( 4.) Popeye in Sanctuary (1931). As a child he sliced up small animals; as an adult, he murders two men and a dog; impotent and syphilitic, he rapes Temple Drake with a corncob; he “smells like that black stuff that ran out of Bovary’s mouth and down her bridal veil when they raised her head.”
( 3.) Judge Holden in Blood Meridian (1985). The murderous pedophile who leads the scalp-hunting Glanton gang and acts as its spokesman, delivering a philosophical defense of its butchery by calling it the “dance of war” (“Only that man who has offered himself up entire to the blood of war, who has been offered up himself entire to the floor of the pit and seen the horror in the round and learned at last that it speaks to his inmost heart, only that man can dance”). His thinking is more frightening than his violent actions.
( 2.) Alex in A Clockwork Orange (1962). The teenaged sociopath, a rapist and murderer and apostle of “ultraviolence,” who narrates Anthony Burgess’s dystopian novel.
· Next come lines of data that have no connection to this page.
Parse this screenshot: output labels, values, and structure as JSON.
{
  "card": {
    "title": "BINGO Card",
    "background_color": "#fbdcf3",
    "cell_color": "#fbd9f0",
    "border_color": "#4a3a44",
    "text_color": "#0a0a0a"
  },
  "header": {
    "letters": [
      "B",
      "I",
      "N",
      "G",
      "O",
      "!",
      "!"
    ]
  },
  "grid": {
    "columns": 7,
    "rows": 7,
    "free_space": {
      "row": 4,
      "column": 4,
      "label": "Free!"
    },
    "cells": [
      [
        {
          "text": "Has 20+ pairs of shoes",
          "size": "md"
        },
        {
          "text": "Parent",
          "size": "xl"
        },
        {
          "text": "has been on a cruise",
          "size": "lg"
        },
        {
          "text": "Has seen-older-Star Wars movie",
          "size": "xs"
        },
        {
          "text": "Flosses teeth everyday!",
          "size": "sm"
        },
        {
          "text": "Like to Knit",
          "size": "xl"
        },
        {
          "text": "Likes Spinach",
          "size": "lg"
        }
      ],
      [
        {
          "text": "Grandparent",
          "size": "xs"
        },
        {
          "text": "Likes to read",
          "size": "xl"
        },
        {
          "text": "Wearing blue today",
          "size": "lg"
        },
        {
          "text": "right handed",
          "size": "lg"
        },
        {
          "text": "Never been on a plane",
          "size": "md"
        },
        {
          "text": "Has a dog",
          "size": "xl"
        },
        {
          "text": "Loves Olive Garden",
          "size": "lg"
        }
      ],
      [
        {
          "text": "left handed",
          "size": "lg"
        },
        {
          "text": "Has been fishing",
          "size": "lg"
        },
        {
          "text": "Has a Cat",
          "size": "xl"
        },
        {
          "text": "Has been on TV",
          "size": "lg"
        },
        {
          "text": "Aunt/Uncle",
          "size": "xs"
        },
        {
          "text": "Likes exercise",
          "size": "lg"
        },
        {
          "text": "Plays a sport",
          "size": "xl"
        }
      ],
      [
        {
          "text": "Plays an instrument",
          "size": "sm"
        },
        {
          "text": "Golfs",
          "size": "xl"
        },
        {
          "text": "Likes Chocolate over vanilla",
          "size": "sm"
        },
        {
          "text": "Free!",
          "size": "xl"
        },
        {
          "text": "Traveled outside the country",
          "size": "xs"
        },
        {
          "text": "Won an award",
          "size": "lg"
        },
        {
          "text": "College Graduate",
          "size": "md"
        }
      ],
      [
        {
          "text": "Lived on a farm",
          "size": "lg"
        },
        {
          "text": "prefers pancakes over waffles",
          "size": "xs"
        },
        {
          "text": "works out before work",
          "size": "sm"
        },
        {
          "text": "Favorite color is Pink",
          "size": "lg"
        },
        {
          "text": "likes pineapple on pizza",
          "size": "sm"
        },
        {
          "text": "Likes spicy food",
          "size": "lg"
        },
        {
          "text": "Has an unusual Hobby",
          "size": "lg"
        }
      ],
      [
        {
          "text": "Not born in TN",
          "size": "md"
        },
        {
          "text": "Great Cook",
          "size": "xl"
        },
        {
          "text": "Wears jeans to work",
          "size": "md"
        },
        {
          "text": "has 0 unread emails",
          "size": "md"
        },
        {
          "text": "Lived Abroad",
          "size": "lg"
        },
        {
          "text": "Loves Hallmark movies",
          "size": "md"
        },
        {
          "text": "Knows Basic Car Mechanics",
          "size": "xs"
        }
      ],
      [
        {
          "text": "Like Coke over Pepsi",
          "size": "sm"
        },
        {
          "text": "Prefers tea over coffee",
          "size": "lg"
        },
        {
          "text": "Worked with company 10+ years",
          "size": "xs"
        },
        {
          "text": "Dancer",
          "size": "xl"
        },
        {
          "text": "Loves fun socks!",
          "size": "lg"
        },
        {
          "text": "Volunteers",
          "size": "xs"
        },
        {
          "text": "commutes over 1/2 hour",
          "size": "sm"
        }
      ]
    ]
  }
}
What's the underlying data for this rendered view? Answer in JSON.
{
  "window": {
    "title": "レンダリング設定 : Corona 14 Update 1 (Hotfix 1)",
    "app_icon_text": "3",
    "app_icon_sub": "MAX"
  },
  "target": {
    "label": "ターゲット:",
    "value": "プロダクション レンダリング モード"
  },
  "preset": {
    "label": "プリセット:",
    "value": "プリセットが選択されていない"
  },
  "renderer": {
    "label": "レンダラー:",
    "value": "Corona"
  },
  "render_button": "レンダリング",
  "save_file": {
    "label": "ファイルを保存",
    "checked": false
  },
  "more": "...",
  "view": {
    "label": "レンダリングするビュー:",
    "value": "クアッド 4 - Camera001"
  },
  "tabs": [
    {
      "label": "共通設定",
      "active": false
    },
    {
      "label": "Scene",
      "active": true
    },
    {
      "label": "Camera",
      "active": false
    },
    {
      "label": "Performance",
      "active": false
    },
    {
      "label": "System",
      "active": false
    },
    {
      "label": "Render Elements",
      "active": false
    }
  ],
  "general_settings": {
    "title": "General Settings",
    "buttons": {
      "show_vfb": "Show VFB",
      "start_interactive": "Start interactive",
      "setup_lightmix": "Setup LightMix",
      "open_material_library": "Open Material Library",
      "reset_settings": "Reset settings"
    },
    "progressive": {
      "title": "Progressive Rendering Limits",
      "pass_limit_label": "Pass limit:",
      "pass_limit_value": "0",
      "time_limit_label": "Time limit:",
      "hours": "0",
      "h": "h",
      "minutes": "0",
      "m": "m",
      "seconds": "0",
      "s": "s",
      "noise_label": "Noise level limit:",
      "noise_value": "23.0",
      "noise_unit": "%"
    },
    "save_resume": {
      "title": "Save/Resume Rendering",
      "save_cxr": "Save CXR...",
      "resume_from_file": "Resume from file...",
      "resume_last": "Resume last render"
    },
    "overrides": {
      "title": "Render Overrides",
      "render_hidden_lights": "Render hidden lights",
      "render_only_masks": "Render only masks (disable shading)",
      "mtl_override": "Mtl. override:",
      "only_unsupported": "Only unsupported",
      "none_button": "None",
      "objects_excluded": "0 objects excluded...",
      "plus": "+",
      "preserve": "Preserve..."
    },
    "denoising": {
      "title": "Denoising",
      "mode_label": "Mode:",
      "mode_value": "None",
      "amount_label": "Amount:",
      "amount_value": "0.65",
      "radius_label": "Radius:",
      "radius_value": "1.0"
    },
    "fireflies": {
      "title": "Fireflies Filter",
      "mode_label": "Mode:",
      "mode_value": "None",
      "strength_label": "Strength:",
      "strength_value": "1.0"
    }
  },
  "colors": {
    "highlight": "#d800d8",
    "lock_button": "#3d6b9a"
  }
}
The American Film Institute ranked Alex the twelfth greatest movie villain and the highest-ranked literary character, unless you count Nurse Ratched from One Flew over the Cuckoo’s Nest, which I don’t. As Burgess said of him later, “He rejoices in articulate language and even invents a new form of it”—the vocal charm is more blood-curdling than any dark philosophy.
( 1.) James Todd in A Handful of Dust (1934). Tony Last escapes the savages of the South American jungle only to fall captive to the most savage human being ever drawn up by an English-language writer: an illiterate recluse who obliges him to read Dickens aloud—the entire Dickens corpus, over and over and over again—for the remainder of his days. No worse torture can be imagined.